Roads and Infrastructure

  • $50 million in additional support for Extreme Winter Recovery, for a total of $150 million;
  • $79.6 million in additional support for Statewide Mass Transportation Operating Assistance for non-MTA transit systems, for a total of $5.2 billion;
  • Requirements that all public transit operators receive state assistance to purchase only zero-emissions buses and related equipment;
  • $20 million for high-speed broadband internet access in temporary housing facilities.

Environment and Climate Goals

  • $100 million Safe Water Infrastructure Action Program;
  • $12.5 million Harmful Algal Bloom Grant Program; 
  • Restored full funding—$7.5 million—for the Hudson River Estuary Management Program;
  • $600K to establish a new Office of Flood Control;
  • Expands maximum credit for geothermal energy systems to $10K and makes the credit refundable for low- and moderate-income residents in disadvantaged communities.

Keeping New Yorkers Healthy 

  • Adds $1 billion to restore funding for the State Medicaid program, which includes funding for hospitals, nursing homes and managed long-term care
  • $10 million added to support a medical debt forgiveness pilot program;
  • $1.25 million for the NYS Alliance of Boys & Girls Clubs nutrition initiative;
  • 25% Medicaid rate increase for community health centers (CHCs) and implementation of a CHC rate reform;
  • $2.5 million for the United Way Preventative Care Access initiative;
  • $10.4 million for the NYS Occupational Health Clinic Network (OHCN);
  • $35 million for the National Institute of Reproductive Health (NIRH) to seed the Reproductive Freedom and Equity Program through the NYS Department of Health;
  • Adds $190 million to support wage enhancements of $2K for Direct Service Professionals making up to $75K.

Keeping New Yorkers in Their Homes 
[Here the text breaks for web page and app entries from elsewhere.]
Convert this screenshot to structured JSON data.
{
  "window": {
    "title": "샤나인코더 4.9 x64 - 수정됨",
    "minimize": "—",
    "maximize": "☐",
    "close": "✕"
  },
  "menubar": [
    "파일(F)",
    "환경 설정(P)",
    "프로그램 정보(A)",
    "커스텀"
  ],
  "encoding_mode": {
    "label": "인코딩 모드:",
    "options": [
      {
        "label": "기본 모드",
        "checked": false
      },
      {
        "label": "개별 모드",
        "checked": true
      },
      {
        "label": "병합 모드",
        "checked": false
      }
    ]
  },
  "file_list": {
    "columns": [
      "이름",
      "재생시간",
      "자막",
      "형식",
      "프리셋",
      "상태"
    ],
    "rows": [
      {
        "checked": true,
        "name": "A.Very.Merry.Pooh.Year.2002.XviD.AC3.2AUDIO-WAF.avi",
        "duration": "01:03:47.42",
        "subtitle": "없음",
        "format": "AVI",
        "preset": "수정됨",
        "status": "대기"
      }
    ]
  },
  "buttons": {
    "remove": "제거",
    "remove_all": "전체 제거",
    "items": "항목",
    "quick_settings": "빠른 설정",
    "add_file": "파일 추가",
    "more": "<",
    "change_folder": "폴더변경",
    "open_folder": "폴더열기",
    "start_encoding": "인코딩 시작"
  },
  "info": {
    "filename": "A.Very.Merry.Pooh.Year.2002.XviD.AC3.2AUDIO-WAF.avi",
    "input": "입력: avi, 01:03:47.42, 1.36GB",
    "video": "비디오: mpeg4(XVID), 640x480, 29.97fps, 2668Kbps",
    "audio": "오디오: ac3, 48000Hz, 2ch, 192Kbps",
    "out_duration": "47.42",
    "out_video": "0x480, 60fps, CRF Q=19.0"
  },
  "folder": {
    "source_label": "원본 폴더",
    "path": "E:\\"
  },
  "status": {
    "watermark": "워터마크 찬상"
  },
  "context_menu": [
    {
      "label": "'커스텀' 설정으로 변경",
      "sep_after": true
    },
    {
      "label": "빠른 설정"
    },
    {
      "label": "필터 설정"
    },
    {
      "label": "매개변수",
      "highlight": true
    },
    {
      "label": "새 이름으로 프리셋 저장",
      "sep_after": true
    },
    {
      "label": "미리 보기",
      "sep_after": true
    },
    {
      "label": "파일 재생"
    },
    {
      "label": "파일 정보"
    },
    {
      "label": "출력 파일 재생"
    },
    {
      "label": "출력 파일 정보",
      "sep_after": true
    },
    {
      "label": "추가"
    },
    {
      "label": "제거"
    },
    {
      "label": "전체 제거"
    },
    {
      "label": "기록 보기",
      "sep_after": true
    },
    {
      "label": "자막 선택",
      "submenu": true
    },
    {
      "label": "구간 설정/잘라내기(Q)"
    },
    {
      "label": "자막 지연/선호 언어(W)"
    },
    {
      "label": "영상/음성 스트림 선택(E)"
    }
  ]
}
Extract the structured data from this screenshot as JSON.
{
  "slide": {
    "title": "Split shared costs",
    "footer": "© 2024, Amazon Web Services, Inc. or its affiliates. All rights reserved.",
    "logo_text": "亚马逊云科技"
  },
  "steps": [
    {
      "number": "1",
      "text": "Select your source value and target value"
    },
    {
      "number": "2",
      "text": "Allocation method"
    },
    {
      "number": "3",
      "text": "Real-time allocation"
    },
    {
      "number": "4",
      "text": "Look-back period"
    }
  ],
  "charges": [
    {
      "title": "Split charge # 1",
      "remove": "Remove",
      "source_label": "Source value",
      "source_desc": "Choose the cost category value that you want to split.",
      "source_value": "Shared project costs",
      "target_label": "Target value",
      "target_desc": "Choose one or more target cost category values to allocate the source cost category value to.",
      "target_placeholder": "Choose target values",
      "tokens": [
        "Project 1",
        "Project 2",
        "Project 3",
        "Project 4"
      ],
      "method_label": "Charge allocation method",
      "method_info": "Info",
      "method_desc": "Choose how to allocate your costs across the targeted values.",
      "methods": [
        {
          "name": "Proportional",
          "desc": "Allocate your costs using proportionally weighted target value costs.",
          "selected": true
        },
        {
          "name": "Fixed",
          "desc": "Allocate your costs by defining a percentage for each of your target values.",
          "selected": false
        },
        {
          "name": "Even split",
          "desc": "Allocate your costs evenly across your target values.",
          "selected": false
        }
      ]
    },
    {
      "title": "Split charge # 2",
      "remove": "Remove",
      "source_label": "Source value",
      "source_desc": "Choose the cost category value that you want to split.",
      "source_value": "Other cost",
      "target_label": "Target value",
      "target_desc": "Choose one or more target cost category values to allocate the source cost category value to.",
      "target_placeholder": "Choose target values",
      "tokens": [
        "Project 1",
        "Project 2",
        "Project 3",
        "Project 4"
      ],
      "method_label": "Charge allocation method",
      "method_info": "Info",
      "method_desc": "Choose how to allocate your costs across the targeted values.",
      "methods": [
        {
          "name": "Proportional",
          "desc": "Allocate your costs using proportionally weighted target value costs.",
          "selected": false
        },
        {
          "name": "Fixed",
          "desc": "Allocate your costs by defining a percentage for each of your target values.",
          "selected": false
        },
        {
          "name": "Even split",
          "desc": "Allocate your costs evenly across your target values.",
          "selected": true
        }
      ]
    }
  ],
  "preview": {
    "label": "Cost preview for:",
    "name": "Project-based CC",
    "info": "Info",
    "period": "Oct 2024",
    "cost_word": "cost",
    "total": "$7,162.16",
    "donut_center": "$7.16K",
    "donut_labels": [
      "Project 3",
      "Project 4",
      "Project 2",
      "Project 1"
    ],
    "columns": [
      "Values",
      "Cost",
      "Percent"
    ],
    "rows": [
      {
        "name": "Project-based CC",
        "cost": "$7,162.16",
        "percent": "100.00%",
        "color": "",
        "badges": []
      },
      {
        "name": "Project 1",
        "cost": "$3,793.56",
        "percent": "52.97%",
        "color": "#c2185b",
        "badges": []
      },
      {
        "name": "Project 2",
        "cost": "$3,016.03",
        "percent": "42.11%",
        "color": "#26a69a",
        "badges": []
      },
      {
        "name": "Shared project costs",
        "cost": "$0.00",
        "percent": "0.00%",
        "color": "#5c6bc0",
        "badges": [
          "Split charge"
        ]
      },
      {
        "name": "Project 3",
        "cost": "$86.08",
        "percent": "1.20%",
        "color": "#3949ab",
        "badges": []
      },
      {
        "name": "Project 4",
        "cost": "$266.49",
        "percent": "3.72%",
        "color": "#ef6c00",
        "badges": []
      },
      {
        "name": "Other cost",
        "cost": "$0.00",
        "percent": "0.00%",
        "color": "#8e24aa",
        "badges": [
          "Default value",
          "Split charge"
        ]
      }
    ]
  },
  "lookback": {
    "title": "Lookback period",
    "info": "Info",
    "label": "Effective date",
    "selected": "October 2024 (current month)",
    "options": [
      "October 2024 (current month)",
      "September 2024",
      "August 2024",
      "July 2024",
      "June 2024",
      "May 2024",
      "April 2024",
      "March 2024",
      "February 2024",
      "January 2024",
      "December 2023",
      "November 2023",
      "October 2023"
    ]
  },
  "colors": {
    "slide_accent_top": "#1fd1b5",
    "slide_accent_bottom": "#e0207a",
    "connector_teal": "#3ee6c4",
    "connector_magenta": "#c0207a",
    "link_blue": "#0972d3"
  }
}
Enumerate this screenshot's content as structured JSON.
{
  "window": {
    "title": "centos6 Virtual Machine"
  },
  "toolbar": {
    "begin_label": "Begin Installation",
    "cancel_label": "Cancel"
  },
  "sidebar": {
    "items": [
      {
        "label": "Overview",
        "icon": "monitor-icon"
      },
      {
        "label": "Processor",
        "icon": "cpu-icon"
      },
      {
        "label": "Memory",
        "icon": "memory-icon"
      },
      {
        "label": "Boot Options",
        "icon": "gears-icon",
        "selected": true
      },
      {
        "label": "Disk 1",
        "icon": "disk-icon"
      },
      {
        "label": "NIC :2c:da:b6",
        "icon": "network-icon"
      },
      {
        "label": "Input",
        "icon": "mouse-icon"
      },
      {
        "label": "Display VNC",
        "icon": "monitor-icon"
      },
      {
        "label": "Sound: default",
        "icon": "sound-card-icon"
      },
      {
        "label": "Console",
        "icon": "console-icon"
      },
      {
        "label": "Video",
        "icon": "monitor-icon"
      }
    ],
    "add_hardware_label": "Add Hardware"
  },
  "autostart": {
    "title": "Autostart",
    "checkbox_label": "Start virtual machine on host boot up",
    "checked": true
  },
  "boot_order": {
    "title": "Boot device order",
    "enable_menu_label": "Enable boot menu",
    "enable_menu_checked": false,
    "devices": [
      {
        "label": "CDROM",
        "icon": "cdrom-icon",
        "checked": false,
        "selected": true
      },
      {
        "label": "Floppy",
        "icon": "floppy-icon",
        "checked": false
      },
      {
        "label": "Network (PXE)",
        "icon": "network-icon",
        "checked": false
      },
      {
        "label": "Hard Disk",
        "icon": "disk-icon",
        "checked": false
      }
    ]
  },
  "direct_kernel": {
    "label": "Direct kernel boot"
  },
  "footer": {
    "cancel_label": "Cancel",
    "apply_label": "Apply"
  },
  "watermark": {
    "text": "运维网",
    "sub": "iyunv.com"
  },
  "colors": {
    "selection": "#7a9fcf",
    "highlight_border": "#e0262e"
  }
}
  • Extension of the real property tax relief credit for three years and expanding eligibility;
  • $40 million for the Homeowners Protection Program (HOPP);
  • $140 million for the Public Housing Authorities outside of New York City;
  • Sales tax exemption for residential energy storage systems;
  • Creation of the Working Families Tax Credit for single taxpayers (making less than $75K) and married taxpayers filing jointly (making less than $130K).

Good Governance

  • Increase current earnings cap for public service retirees to $50K;
  • $945 million pay down the Unemployment Trust Fund deficit;
  • Support for the $120 million increase to Victim of Crime Act (VOCA) grants to victims and witness assistance providers.

First Responders / Military

  • $1.9 billion for financially distressed hospitals and safety-net hospitals--$600 million more than the Executive’s proposal;
  • $25 million for Volunteer Firefighter Capital Grants;
  • $3 million for Westchester Parkway Police;
  • Increase the Firefighter and Ambulance Worker Tax Credit to $800;
  • Establishes a 20-year retirement plan for DEC enforcement officers and Forest Rangers;
  • Expanded workers’ compensation coverage for work-related post-traumatic stress disorder (PTSD);
  • $8.3 million for the Dwyer Peer-to-Peer Veterans Program.


The Senate one-house budget also establishes a climate change cost recovery program to require fossil fuel companies that have contributed significantly to the buildup of greenhouse gases to remit payments to the state, which will be used for climate change adaptation expenditures.

Lastly, the one-house budget resolution advances language to add strict safeguards and oversight for governmental use of artificial intelligence (AI) tools and works to secure online privacy for all consumers by regulating collection, processing and sale of personal data by businesses, including heightened restrictions in regard to the data of minors.

“I am proud of the scope of what the Senate’s one-house budget resolution accomplishes and offer gratitude to Majority Leader Stewart-Cousins and my colleagues for their efforts in this regard,” said Harckham. “New York is at the forefront of meaningful and important progress in our nation. Our sound investments and proposals show that we are looking ahead in terms of safeguarding residents and solving problems with necessary diligence and resourcefulness.”